Read through the data, and wherever a line holds the word "structured", write that line out.

----

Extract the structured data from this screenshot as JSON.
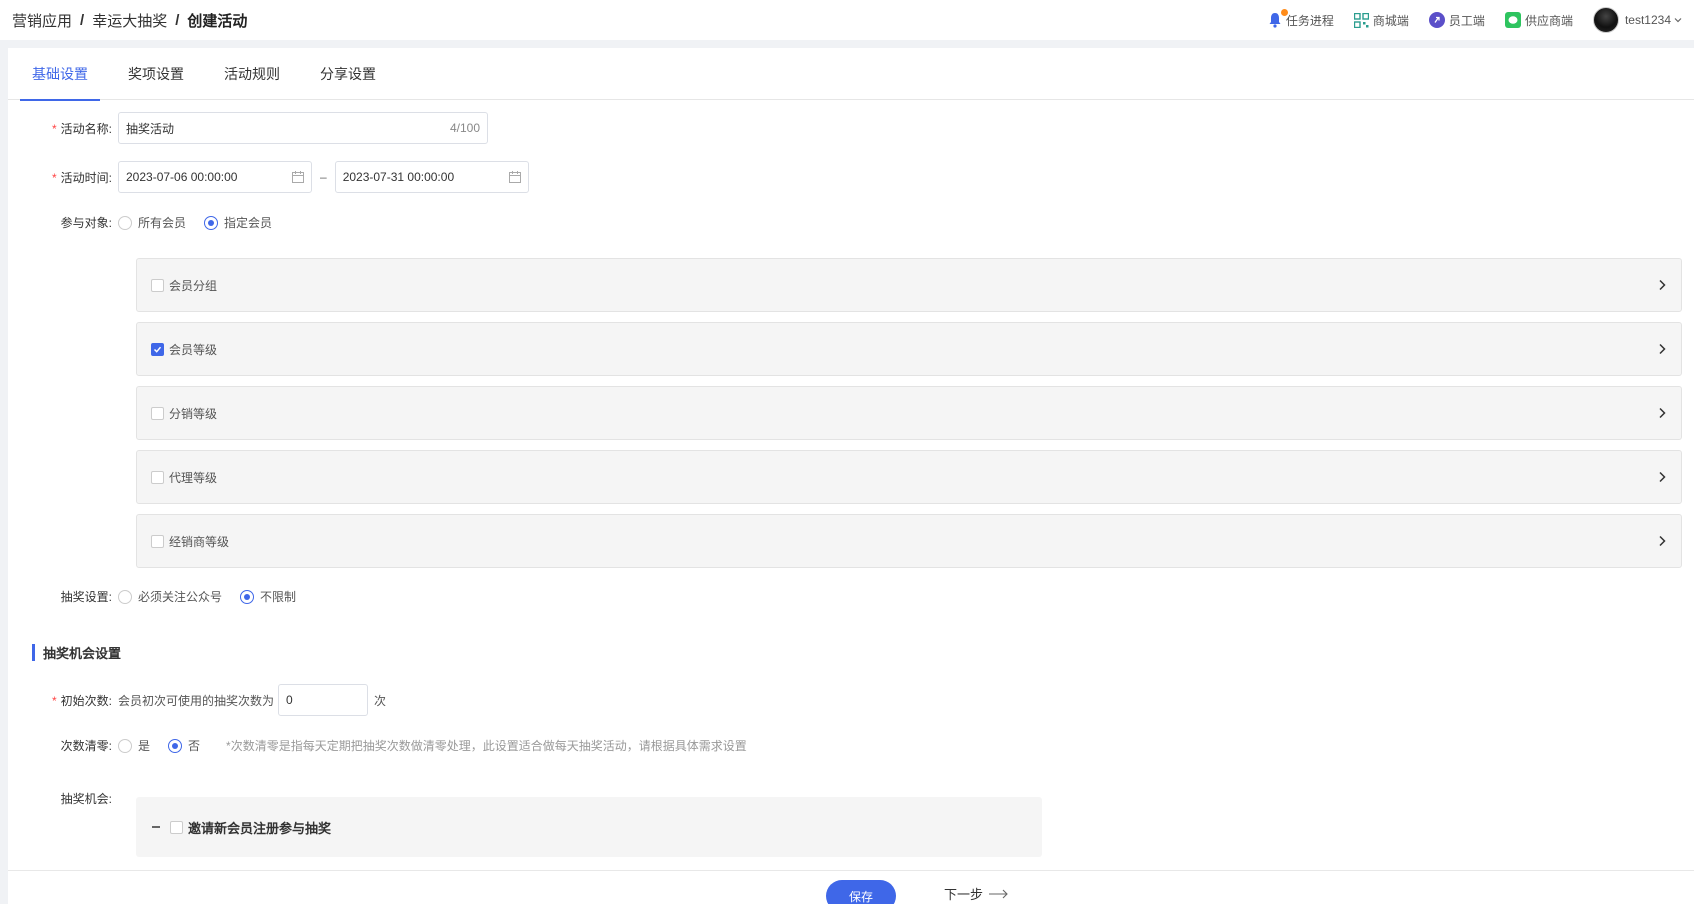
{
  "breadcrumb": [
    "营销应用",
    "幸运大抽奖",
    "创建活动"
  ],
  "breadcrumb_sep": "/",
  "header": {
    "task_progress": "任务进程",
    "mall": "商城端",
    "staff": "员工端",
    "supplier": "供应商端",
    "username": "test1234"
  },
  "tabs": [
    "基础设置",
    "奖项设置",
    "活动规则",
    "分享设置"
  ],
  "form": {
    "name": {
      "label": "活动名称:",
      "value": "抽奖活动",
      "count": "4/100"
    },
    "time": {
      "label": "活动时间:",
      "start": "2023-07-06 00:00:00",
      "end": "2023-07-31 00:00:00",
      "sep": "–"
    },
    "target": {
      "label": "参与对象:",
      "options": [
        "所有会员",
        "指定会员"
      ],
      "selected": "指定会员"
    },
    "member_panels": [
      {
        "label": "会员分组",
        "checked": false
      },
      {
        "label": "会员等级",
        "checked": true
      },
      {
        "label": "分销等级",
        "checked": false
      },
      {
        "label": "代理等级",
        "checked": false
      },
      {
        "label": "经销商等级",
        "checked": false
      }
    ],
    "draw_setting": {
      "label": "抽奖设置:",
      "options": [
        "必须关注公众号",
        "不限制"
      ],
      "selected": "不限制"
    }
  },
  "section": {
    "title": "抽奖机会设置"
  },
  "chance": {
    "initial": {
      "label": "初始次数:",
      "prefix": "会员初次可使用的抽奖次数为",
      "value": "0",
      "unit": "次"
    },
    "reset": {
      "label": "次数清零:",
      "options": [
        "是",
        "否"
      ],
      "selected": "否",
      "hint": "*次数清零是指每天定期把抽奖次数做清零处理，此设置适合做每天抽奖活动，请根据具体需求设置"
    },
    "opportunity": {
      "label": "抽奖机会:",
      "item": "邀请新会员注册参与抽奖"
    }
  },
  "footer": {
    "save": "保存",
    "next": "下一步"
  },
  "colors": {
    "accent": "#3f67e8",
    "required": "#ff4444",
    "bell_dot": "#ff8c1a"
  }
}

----

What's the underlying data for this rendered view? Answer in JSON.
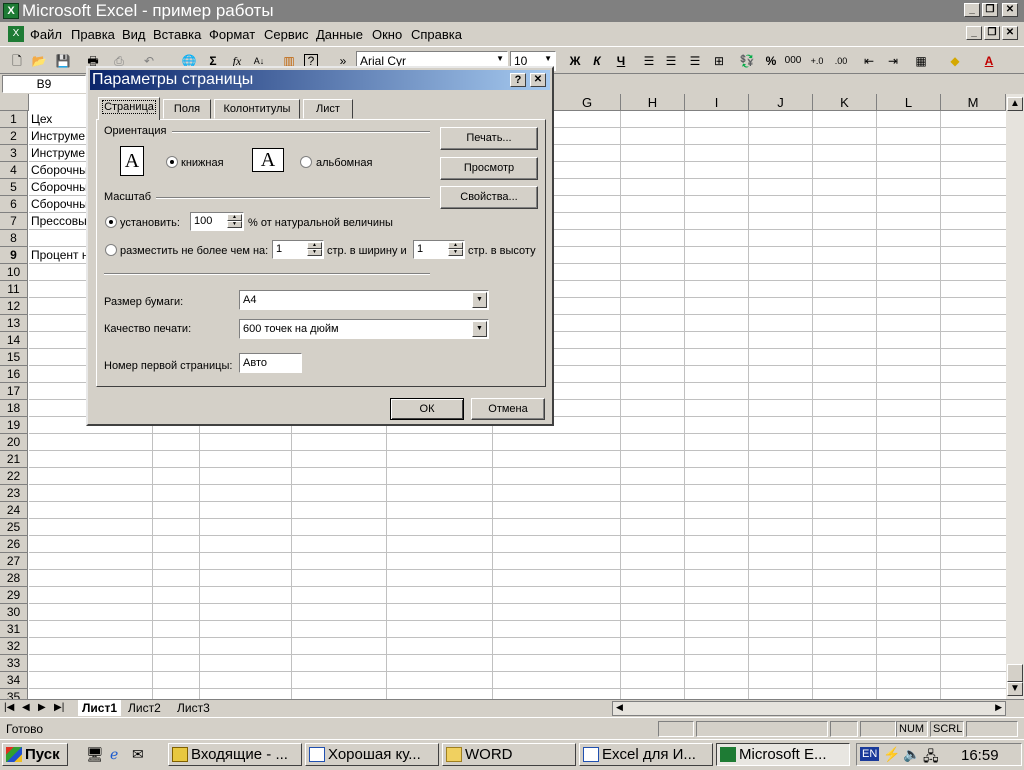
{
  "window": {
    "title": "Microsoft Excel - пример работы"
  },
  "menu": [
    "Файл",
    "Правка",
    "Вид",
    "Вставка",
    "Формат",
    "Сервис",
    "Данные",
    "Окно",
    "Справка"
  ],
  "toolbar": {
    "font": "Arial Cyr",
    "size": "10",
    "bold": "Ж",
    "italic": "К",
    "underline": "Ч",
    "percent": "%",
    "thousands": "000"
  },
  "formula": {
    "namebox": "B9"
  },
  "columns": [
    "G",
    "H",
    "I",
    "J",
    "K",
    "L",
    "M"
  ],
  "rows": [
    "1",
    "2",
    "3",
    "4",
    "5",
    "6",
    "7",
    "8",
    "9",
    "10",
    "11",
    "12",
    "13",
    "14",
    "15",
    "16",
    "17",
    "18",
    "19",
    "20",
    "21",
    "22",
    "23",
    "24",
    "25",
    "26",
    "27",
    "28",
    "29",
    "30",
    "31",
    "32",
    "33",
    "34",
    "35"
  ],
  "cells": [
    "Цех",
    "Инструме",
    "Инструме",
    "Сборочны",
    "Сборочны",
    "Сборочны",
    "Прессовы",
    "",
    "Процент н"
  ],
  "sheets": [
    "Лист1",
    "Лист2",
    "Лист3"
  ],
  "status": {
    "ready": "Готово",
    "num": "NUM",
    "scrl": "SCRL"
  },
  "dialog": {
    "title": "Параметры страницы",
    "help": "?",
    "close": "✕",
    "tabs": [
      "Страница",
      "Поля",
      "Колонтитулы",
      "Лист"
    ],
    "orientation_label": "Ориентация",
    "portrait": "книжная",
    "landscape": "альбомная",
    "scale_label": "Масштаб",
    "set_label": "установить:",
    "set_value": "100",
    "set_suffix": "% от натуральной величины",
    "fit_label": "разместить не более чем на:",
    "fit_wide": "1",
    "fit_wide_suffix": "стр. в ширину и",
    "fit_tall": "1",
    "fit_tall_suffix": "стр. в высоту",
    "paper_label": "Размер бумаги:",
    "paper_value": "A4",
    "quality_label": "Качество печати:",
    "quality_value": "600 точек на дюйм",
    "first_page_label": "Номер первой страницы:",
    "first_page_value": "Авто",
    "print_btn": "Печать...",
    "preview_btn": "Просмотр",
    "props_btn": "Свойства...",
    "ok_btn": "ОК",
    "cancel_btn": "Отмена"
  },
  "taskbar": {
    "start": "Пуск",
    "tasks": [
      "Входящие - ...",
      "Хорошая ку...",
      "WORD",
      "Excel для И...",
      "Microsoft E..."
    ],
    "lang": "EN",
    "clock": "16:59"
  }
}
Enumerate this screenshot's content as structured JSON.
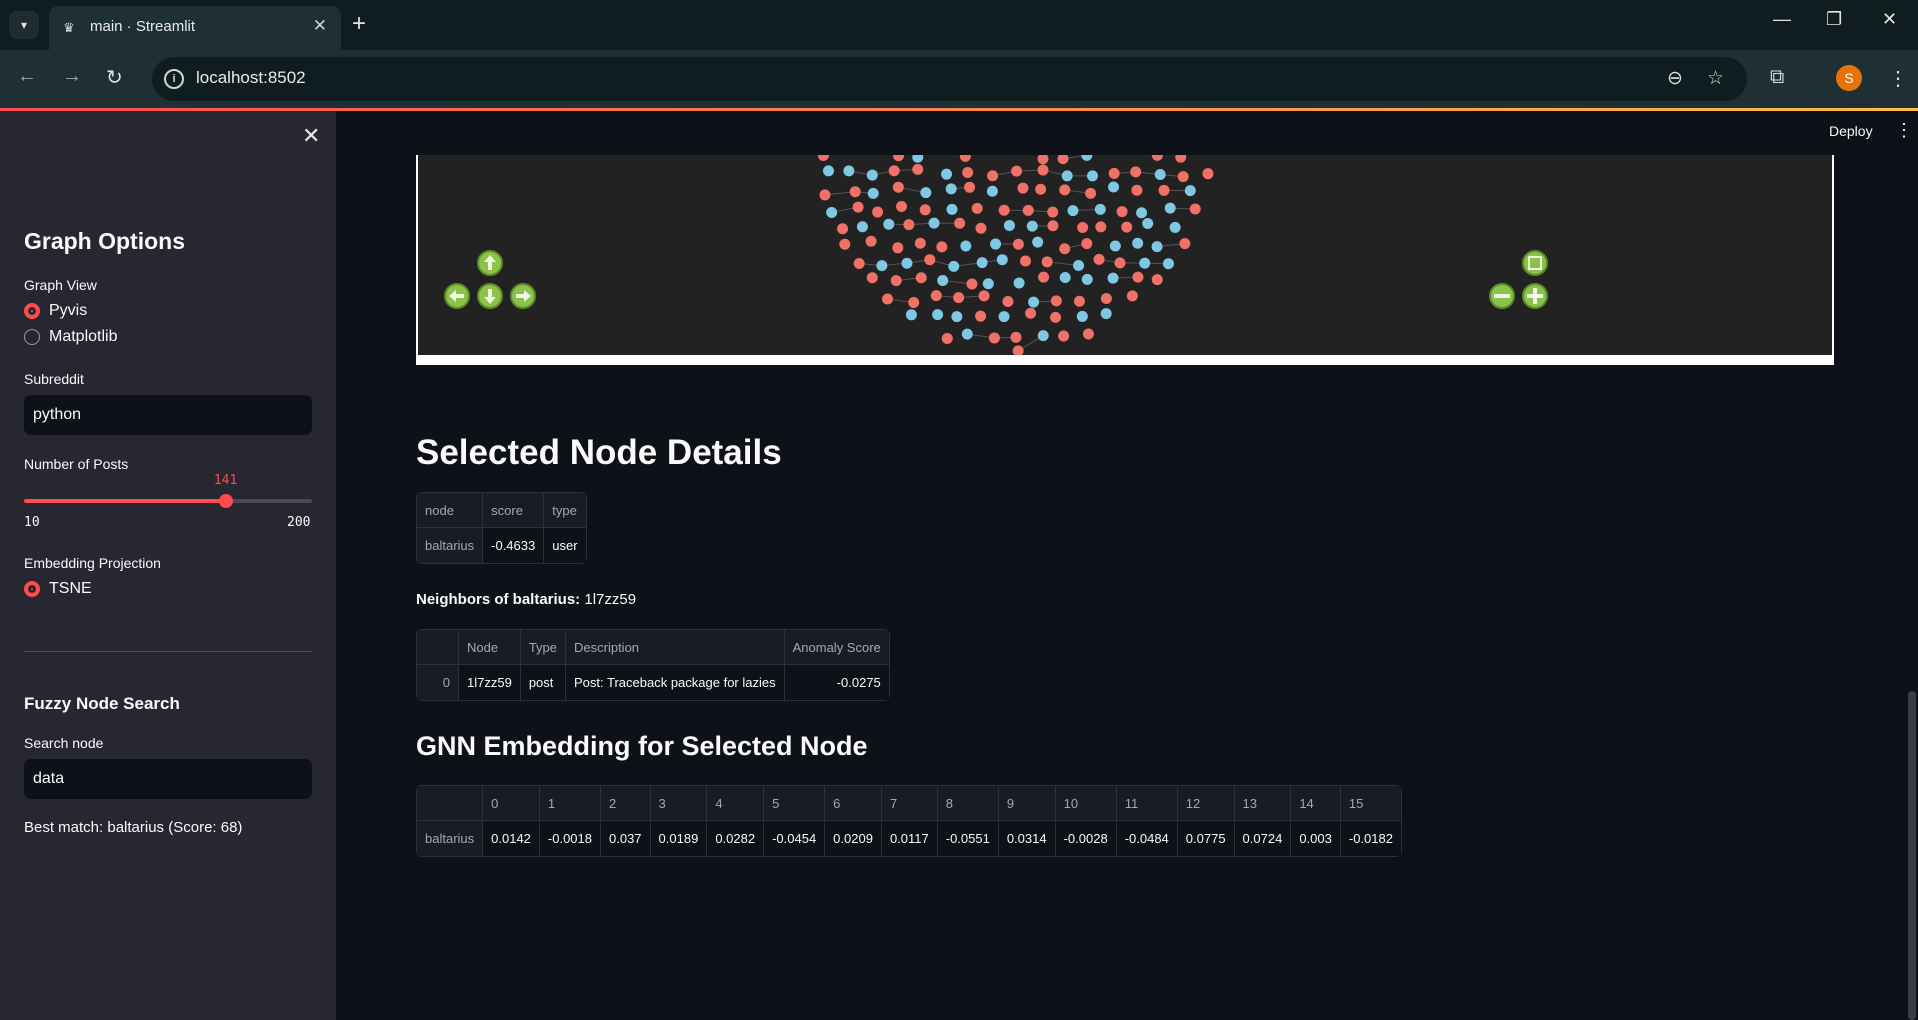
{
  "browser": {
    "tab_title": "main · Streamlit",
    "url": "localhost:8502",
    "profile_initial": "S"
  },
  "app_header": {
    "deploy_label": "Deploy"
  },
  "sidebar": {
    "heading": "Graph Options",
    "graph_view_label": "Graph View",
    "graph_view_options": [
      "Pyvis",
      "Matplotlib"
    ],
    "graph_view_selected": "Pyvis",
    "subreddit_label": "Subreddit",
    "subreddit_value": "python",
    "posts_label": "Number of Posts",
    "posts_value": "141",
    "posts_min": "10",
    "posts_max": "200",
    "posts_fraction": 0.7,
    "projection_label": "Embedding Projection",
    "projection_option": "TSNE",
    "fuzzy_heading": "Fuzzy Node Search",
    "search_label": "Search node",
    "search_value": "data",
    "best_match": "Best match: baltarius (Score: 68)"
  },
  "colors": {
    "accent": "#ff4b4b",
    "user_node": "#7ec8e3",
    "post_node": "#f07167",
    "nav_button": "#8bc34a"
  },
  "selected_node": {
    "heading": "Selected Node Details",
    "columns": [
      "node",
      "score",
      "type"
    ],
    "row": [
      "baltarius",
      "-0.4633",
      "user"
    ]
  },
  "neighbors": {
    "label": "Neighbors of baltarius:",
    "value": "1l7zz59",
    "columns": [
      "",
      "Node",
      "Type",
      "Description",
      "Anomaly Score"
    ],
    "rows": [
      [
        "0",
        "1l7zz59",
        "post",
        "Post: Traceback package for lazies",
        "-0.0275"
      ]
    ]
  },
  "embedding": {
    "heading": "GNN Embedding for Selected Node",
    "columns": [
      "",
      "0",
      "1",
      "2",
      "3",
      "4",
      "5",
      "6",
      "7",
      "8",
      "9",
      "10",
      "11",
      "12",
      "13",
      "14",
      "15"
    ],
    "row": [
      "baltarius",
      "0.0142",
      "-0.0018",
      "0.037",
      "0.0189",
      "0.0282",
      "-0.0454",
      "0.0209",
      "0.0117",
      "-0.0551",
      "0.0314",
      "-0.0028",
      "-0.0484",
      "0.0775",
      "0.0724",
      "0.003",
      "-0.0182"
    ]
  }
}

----

## Finished task
Extract the structured data from this screenshot as JSON.
Enumerate this screenshot's content as structured JSON.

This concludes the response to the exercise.